[Working data]
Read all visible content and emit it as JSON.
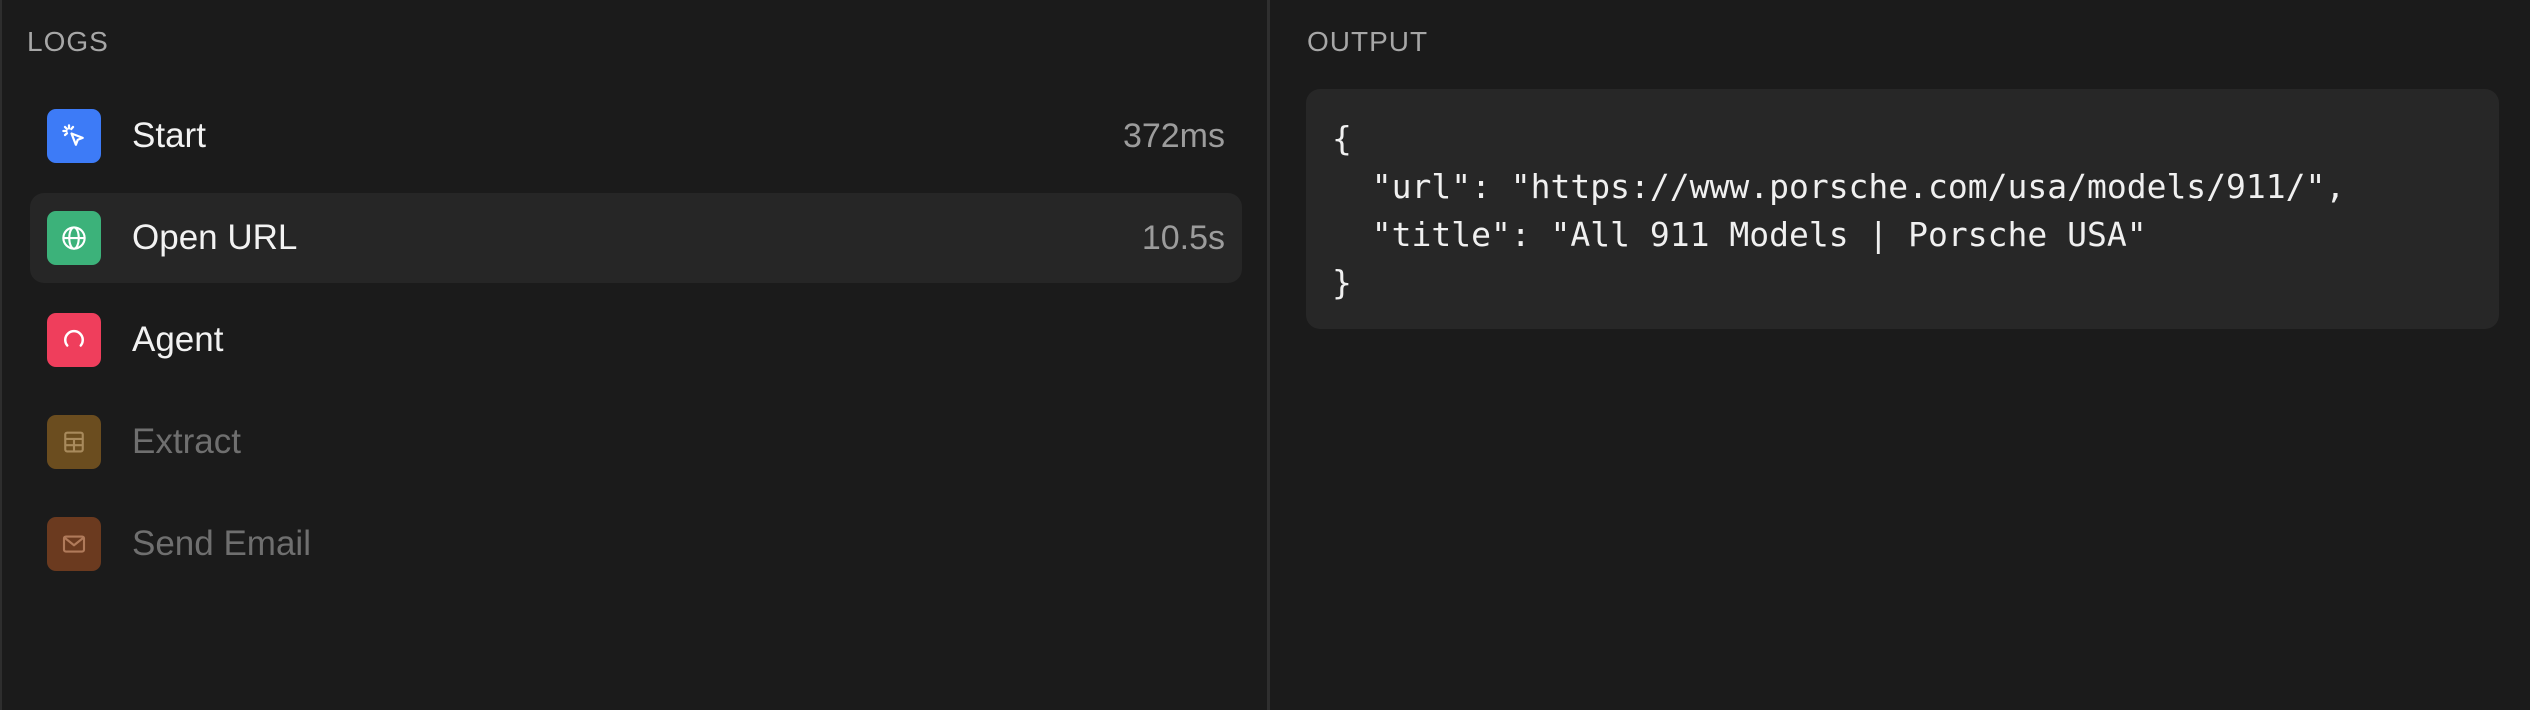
{
  "logs_panel": {
    "title": "LOGS",
    "items": [
      {
        "label": "Start",
        "time": "372ms",
        "icon": "cursor-click-icon",
        "color": "#3d7bf7",
        "state": "done"
      },
      {
        "label": "Open URL",
        "time": "10.5s",
        "icon": "globe-icon",
        "color": "#3cb27a",
        "state": "active"
      },
      {
        "label": "Agent",
        "time": "",
        "icon": "spinner-icon",
        "color": "#ef3e5c",
        "state": "running"
      },
      {
        "label": "Extract",
        "time": "",
        "icon": "table-icon",
        "color": "#6b4d1f",
        "state": "pending"
      },
      {
        "label": "Send Email",
        "time": "",
        "icon": "mail-icon",
        "color": "#6b3a1f",
        "state": "pending"
      }
    ]
  },
  "output_panel": {
    "title": "OUTPUT",
    "json_text": "{\n  \"url\": \"https://www.porsche.com/usa/models/911/\",\n  \"title\": \"All 911 Models | Porsche USA\"\n}"
  }
}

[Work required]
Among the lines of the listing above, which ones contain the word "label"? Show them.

[Response area]
        "label": "Start",
        "label": "Open URL",
        "label": "Agent",
        "label": "Extract",
        "label": "Send Email",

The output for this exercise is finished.